## ENTRIES PROVIDED
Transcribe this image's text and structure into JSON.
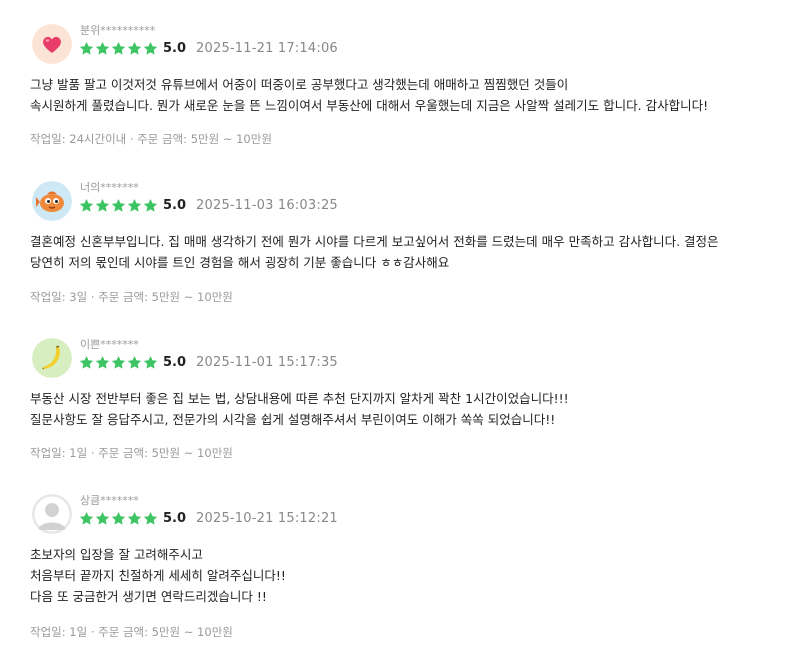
{
  "colors": {
    "star": "#3ec563",
    "meta": "#9a9a9a",
    "date": "#888888"
  },
  "reviews": [
    {
      "avatar_icon": "heart-avatar-icon",
      "nickname": "분위**********",
      "rating": 5,
      "score": "5.0",
      "date": "2025-11-21 17:14:06",
      "lines": [
        "그냥 발품 팔고 이것저것 유튜브에서 어중이 떠중이로 공부했다고 생각했는데 애매하고 찜찜했던 것들이",
        "속시원하게 풀렸습니다. 뭔가 새로운 눈을 뜬 느낌이여서 부동산에 대해서 우울했는데 지금은 사알짝 설레기도 합니다. 감사합니다!"
      ],
      "meta": "작업일: 24시간이내 · 주문 금액: 5만원 ~ 10만원"
    },
    {
      "avatar_icon": "fish-avatar-icon",
      "nickname": "너의*******",
      "rating": 5,
      "score": "5.0",
      "date": "2025-11-03 16:03:25",
      "lines": [
        "결혼예정 신혼부부입니다. 집 매매 생각하기 전에 뭔가 시야를 다르게 보고싶어서 전화를 드렸는데 매우 만족하고 감사합니다. 결정은",
        "당연히 저의 몫인데 시야를 트인 경험을 해서 굉장히 기분 좋습니다 ㅎㅎ감사해요"
      ],
      "meta": "작업일: 3일 · 주문 금액: 5만원 ~ 10만원"
    },
    {
      "avatar_icon": "banana-avatar-icon",
      "nickname": "이쁜*******",
      "rating": 5,
      "score": "5.0",
      "date": "2025-11-01 15:17:35",
      "lines": [
        "부동산 시장 전반부터 좋은 집 보는 법, 상담내용에 따른  추천 단지까지 알차게 꽉찬 1시간이었습니다!!!",
        "질문사항도 잘 응답주시고, 전문가의 시각을 쉽게 설명해주셔서 부린이여도 이해가 쏙쏙 되었습니다!!"
      ],
      "meta": "작업일: 1일 · 주문 금액: 5만원 ~ 10만원"
    },
    {
      "avatar_icon": "default-user-avatar-icon",
      "nickname": "상큼*******",
      "rating": 5,
      "score": "5.0",
      "date": "2025-10-21 15:12:21",
      "lines": [
        "초보자의 입장을 잘 고려해주시고",
        "처음부터 끝까지 친절하게 세세히 알려주십니다!!",
        "다음 또 궁금한거 생기면 연락드리겠습니다 !!"
      ],
      "meta": "작업일: 1일 · 주문 금액: 5만원 ~ 10만원"
    }
  ]
}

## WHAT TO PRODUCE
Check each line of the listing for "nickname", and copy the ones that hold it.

## ANSWER BOX
      "nickname": "분위**********",
      "nickname": "너의*******",
      "nickname": "이쁜*******",
      "nickname": "상큼*******",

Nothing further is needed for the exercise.